▶ **What is required**:
In the listing below, every line with the word "JSON" needs to be copied.

▶ **Data under study**:
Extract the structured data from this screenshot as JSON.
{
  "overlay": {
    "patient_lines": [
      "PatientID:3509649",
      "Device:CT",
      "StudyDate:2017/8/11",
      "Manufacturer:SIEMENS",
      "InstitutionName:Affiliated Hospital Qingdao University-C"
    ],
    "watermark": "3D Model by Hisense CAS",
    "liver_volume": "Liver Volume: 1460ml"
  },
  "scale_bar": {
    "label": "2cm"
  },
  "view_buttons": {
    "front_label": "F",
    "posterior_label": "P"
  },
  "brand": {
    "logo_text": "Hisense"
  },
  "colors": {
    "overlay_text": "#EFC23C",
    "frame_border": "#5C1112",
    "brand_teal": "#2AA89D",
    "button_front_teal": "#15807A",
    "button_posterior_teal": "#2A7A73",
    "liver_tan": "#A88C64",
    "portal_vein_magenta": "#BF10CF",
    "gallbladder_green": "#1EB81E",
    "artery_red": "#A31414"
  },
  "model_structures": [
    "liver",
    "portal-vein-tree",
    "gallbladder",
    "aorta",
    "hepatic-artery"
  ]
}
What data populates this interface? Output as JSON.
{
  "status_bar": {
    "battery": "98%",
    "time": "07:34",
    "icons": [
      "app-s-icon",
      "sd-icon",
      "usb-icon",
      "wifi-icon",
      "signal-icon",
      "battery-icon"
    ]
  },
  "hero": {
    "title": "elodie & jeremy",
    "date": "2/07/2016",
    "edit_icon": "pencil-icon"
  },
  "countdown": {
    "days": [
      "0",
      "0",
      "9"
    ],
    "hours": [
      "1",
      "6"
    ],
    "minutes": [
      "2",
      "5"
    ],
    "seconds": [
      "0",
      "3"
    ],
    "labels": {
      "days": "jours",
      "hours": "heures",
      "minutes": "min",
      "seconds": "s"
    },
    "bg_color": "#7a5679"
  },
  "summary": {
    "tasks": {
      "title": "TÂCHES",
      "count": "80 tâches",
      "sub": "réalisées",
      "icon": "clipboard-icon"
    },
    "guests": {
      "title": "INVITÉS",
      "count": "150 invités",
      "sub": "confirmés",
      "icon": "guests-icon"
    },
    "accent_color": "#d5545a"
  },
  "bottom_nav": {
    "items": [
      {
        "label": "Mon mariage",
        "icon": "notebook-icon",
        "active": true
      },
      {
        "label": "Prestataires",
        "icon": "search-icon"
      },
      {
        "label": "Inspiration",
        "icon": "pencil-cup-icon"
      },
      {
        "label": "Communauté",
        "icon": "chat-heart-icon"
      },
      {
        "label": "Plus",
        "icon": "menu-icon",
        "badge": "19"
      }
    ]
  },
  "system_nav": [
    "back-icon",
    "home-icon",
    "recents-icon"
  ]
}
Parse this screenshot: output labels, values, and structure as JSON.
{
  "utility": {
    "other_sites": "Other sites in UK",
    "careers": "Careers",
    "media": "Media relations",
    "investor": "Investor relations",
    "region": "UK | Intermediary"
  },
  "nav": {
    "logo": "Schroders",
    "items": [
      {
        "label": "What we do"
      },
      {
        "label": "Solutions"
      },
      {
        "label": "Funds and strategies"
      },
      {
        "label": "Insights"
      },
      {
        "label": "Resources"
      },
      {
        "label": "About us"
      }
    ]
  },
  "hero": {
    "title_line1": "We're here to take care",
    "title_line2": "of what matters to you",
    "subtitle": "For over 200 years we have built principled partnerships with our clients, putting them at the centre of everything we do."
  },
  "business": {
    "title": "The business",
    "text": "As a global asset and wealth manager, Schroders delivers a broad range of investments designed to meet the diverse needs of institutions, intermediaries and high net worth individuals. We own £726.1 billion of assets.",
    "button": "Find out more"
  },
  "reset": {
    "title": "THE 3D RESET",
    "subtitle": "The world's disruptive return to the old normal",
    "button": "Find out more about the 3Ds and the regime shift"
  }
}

▶ **Answer below**:
Extract the structured data from this screenshot as JSON.
What data populates this interface? Output as JSON.
Parse this screenshot: output labels, values, and structure as JSON.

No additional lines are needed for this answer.